_TASK DIRECTIONS_.
What is needed is every line of the data that includes the word "message". Please copy each one.

_RECORD SET_.
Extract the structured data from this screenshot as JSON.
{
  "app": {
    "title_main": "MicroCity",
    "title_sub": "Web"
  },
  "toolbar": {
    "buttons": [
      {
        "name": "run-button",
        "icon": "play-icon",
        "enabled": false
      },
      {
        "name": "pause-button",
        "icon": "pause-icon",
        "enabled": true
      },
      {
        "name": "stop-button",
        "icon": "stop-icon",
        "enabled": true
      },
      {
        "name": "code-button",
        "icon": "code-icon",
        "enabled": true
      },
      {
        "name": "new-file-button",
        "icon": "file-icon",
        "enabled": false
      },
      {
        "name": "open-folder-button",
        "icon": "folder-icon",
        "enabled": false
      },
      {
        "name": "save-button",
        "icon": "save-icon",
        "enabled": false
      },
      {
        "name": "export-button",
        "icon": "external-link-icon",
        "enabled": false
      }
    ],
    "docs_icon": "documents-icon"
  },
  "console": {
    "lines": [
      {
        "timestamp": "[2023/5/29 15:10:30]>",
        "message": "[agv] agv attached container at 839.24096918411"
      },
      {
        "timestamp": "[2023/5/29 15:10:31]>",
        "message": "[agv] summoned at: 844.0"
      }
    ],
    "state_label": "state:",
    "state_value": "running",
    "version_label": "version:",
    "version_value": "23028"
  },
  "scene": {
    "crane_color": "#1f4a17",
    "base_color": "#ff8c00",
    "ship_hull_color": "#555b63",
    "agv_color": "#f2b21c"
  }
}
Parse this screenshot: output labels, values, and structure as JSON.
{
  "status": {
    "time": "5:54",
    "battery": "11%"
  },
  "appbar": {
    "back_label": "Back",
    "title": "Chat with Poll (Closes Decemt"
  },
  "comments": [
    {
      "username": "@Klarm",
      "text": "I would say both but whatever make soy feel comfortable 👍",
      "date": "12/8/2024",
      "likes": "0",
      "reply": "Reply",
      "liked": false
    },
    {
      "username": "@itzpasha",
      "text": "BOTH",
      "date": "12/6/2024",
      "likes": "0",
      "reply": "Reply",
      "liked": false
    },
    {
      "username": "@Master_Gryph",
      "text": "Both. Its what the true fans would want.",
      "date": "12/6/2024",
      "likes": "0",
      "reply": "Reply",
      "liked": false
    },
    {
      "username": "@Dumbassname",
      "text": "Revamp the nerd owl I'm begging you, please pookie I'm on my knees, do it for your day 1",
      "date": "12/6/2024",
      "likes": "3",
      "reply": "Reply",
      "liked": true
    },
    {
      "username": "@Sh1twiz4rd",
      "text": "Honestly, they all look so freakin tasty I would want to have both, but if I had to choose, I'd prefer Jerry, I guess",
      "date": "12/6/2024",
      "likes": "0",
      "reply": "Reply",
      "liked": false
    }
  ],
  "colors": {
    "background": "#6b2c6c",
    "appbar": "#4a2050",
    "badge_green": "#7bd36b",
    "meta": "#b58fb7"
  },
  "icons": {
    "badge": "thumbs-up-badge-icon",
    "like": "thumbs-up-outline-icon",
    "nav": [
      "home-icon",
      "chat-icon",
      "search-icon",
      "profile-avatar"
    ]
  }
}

_RESULT BELOW_.
        "message": "[agv] agv attached container at 839.24096918411"
        "message": "[agv] summoned at: 844.0"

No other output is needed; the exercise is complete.